He explained: "So there is a goal behind me and a wall in front of me, and I use the laws of physics, where I kick the ball at an angle to see if it will go into the goal when it goes past me."

Our news team caught up with Joel last Friday during the Tip Friendly Society 2018 Scholarship Awards Ceremony at The Knutsford Court Hotel in New Kingston where he was the only successful Grade Six Achievement Test (GSAT) scholarship winner with a perfect record - scoring 100 per cent in mathematics, English, social studies, science and communication task.

Joel, who heads to Campion College in

St Andrew next month, also copped a Government Scholarship for his efforts and admitted that the impressive results caught him off guard.

He said: "I knew I worked hard, but I was a little nervous, so I was surprised when I saw that I got it."

His mother, Dawn Hope-Barnett, however, was not.

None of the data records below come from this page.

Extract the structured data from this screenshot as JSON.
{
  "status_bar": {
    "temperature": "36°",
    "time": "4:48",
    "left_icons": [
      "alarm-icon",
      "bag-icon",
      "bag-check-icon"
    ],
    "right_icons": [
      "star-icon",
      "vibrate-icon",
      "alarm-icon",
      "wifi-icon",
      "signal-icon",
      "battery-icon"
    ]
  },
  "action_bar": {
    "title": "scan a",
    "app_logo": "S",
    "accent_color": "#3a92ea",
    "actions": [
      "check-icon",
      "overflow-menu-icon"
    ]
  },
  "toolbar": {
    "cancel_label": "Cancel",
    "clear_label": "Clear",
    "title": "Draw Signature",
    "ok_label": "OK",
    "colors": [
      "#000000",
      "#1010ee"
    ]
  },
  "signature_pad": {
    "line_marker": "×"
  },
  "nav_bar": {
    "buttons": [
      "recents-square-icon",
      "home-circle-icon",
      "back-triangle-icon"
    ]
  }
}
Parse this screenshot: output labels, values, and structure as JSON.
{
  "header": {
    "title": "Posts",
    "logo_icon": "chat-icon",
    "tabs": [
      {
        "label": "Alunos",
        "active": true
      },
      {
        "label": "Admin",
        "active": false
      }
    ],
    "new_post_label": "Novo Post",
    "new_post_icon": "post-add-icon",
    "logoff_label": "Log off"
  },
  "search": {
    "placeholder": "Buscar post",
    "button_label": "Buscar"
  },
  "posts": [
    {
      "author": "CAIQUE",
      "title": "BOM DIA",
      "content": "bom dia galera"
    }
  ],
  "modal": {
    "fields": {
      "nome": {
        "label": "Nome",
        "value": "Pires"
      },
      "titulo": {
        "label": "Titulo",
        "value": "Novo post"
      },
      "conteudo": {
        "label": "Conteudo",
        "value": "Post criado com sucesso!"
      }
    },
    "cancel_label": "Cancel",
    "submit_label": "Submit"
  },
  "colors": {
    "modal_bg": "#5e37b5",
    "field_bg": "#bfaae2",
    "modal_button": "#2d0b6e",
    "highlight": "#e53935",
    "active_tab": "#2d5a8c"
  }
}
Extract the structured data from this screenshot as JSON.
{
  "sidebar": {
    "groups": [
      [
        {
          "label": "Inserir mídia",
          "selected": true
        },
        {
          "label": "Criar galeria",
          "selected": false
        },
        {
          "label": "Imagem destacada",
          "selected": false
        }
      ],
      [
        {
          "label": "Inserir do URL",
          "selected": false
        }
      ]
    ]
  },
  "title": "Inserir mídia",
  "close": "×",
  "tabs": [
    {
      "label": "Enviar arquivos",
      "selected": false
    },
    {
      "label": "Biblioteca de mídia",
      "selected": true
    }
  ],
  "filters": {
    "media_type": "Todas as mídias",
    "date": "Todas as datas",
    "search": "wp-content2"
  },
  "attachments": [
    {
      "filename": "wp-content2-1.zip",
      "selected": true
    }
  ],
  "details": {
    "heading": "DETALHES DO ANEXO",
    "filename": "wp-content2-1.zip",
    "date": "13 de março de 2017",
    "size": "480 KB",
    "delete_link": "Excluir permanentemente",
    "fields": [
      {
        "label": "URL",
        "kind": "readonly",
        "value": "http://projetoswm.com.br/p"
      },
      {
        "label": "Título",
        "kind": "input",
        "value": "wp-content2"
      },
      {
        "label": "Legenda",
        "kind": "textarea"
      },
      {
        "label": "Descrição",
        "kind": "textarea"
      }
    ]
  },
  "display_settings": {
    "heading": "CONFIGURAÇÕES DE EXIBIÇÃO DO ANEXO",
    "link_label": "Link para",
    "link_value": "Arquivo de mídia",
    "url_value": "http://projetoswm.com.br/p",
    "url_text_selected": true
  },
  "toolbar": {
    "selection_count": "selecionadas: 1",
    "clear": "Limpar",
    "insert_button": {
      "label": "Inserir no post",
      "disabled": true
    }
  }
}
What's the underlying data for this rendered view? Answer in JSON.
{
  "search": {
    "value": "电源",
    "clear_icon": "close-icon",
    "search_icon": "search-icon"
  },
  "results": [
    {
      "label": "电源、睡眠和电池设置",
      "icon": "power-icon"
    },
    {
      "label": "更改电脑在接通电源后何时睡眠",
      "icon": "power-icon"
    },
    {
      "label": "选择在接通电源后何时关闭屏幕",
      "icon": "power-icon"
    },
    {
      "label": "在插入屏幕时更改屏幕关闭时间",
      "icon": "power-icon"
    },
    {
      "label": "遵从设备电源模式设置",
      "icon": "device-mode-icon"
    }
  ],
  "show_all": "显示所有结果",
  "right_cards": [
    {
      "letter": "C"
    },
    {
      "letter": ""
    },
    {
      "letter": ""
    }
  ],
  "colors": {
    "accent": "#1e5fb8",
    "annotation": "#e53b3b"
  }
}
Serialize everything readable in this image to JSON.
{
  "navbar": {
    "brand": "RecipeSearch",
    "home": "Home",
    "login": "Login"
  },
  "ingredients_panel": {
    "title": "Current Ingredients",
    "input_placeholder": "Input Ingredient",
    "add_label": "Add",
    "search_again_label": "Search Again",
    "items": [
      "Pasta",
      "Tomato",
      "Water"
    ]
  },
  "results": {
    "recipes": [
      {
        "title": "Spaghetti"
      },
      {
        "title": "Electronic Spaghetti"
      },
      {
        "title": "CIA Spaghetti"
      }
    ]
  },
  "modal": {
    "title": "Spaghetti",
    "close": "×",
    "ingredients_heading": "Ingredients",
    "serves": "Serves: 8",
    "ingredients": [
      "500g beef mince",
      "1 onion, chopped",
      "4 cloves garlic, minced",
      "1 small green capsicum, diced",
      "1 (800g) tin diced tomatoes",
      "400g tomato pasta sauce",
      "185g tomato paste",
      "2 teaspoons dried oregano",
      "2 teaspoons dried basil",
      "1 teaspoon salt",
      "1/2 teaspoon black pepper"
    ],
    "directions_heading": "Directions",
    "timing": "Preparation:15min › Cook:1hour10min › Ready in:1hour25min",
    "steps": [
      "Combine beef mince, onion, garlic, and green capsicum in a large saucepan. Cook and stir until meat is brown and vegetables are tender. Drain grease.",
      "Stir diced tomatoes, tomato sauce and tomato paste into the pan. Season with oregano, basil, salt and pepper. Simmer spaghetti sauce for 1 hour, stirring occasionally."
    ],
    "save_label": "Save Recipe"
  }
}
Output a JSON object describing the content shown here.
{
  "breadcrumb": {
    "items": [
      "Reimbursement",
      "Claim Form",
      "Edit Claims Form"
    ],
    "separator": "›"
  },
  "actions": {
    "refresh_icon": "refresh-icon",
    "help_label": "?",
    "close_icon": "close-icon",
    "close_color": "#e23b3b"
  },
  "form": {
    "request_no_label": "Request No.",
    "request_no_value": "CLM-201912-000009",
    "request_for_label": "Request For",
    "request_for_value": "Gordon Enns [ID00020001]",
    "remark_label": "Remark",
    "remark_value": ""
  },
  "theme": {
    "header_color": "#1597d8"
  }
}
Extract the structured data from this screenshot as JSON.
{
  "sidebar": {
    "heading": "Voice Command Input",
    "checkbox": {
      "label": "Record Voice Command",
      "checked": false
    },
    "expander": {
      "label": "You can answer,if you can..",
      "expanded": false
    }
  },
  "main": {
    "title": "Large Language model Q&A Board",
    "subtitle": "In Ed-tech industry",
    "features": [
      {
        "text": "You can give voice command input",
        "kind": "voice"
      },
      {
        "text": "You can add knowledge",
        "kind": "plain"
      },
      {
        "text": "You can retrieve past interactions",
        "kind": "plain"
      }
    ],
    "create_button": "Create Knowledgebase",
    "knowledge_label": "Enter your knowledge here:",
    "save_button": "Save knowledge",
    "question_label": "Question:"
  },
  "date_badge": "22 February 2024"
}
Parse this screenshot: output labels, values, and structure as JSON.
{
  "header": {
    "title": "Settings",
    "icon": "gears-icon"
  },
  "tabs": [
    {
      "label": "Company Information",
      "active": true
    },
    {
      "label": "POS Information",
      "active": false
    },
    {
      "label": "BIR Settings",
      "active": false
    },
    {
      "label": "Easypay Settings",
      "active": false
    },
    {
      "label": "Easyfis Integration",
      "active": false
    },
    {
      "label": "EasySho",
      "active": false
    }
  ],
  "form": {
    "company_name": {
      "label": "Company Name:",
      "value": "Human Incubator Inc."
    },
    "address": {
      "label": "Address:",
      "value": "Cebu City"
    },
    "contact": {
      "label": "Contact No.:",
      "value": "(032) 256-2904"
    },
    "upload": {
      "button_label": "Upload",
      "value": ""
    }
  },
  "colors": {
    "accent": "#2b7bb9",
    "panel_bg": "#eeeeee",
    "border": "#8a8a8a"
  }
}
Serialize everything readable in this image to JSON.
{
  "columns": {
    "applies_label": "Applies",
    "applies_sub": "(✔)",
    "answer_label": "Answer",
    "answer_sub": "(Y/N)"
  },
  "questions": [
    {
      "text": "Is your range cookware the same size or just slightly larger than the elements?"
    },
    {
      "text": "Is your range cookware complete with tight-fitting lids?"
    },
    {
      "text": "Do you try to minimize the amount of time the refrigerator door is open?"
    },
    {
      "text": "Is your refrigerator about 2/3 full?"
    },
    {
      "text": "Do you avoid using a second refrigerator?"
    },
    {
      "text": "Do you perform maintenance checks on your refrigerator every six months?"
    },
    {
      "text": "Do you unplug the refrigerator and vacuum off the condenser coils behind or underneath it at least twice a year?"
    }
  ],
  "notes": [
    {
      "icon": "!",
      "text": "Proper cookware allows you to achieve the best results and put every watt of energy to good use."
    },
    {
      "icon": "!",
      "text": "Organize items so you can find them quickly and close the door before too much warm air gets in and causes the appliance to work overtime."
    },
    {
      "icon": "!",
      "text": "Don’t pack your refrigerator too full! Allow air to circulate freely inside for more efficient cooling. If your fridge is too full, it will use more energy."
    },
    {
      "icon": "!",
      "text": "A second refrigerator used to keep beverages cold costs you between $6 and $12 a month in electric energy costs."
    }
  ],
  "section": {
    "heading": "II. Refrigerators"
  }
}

"It wasn't really a surprise because Joel has scored 100 in numeracy and literacy tests in grade four," said Barnett, who teaches grade six at Mannings Hill Primary School.

 

STRATEGY FOR STUDYING

 

"I have a photographic memory, so I remember stuff that I studied, so I don't really have to revise them again, so that kinda helps me in studying for the examinations," Joel said in explaining his success, "like some mathematics tricks to find the areas of polygons and stuff like that."

An avid reader, Joel has the benefit of a library at home that is fully utilised.

"To punish Joel is to not to buy him a book each day," Hope-Barnett said, offering insight into the extent of her son's love affair with learning.

The bespectacled boy, who wears prescription lenses to correct nearsightedness, already has his sights set on a career in medicine.

"I want to be a doctor, an ophthalmologist, to research remedies to correct nearsightedness," he told The Gleaner.

Describing reading as the "biggest" thing he does, Joel disclosed that his fixation with books is broken only by "a little bit of play" and studying, a matter that causes his mother some concern.

She admitted: "Sometimes I am a bit worried because of his eye condition. He reads widely, so sometimes I will say to him, 'Come on, you've read this book several times over. Put it down.' But most times, when he's not reading, he's drawing or playing football by himself.

For Joel, who responded on behalf of the other GSAT scholarship winners, the TIP Friendly Society 2018 Scholarship Awards Ceremony was definitely a big deal.

"I felt proud, really proud of myself and honoured that they decided to award me," he told The Gleaner afterwards.

With his maternal aunt, Dillette Hope-Webb, in attendance, it was truly a happy family occasion, marred only by the absence of Joel's father, Eric Alexander Barnett, who died when the boy genius was only a year and six months old.

christopher.serju@gleanerjm.com